Your task:
Pull each line holding "structured" out of the entries below.

┌─ The data

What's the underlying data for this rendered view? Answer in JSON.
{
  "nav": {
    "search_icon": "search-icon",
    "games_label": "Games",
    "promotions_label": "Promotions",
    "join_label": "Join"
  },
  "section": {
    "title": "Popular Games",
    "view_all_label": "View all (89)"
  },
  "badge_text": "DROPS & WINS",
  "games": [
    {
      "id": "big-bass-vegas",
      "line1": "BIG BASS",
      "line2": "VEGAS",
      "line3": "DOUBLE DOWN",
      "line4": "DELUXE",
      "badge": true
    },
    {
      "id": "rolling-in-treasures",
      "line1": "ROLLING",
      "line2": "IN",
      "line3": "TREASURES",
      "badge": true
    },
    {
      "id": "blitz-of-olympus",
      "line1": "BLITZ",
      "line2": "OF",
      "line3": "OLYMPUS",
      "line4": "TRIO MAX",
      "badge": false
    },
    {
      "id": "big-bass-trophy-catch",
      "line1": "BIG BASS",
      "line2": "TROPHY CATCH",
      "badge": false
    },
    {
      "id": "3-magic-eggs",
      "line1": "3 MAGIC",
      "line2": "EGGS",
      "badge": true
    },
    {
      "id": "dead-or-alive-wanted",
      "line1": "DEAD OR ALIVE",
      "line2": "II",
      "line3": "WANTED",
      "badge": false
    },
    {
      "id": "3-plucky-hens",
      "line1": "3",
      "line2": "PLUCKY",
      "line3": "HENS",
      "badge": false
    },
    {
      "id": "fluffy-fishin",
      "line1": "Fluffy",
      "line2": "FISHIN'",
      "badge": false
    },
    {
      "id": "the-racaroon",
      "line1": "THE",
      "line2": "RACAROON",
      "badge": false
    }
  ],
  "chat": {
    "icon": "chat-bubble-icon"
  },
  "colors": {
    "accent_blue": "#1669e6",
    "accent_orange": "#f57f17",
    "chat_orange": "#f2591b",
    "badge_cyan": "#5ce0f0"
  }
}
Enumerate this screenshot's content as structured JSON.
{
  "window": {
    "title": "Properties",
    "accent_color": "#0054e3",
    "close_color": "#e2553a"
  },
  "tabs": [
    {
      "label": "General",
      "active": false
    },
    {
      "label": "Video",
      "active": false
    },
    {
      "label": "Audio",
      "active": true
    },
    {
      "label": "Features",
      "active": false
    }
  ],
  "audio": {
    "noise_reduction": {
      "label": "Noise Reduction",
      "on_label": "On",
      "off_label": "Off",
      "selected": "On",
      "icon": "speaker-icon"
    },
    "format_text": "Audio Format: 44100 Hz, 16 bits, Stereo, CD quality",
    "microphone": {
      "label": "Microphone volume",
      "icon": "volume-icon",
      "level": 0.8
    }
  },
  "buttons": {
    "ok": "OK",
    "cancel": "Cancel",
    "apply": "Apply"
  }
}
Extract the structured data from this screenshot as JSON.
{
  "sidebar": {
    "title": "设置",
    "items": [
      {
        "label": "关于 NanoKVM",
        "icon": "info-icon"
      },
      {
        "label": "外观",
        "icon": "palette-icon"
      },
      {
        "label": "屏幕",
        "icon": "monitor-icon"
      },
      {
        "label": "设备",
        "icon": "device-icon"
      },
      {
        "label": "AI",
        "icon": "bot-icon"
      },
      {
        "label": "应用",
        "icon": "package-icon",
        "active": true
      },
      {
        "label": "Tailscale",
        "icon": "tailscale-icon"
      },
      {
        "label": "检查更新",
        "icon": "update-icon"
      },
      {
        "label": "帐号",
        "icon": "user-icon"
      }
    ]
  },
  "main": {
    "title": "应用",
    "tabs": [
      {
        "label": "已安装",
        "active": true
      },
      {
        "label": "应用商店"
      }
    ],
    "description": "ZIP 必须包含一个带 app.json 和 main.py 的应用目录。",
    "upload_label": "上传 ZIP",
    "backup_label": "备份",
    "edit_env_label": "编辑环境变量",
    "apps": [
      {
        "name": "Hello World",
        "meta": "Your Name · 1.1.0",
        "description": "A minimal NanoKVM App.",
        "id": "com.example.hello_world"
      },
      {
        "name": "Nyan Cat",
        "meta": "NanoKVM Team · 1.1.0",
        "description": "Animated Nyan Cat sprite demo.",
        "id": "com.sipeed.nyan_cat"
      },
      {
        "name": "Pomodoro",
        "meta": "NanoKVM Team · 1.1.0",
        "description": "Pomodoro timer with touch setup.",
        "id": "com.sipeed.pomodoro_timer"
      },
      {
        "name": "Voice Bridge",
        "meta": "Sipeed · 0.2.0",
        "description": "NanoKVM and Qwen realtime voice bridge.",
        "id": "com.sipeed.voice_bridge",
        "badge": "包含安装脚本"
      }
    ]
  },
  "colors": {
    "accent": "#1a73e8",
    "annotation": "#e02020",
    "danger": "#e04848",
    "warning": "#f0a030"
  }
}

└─

Response to the task:
Enumerate this screenshot's content as structured JSON.
Extract the structured data from this screenshot as JSON.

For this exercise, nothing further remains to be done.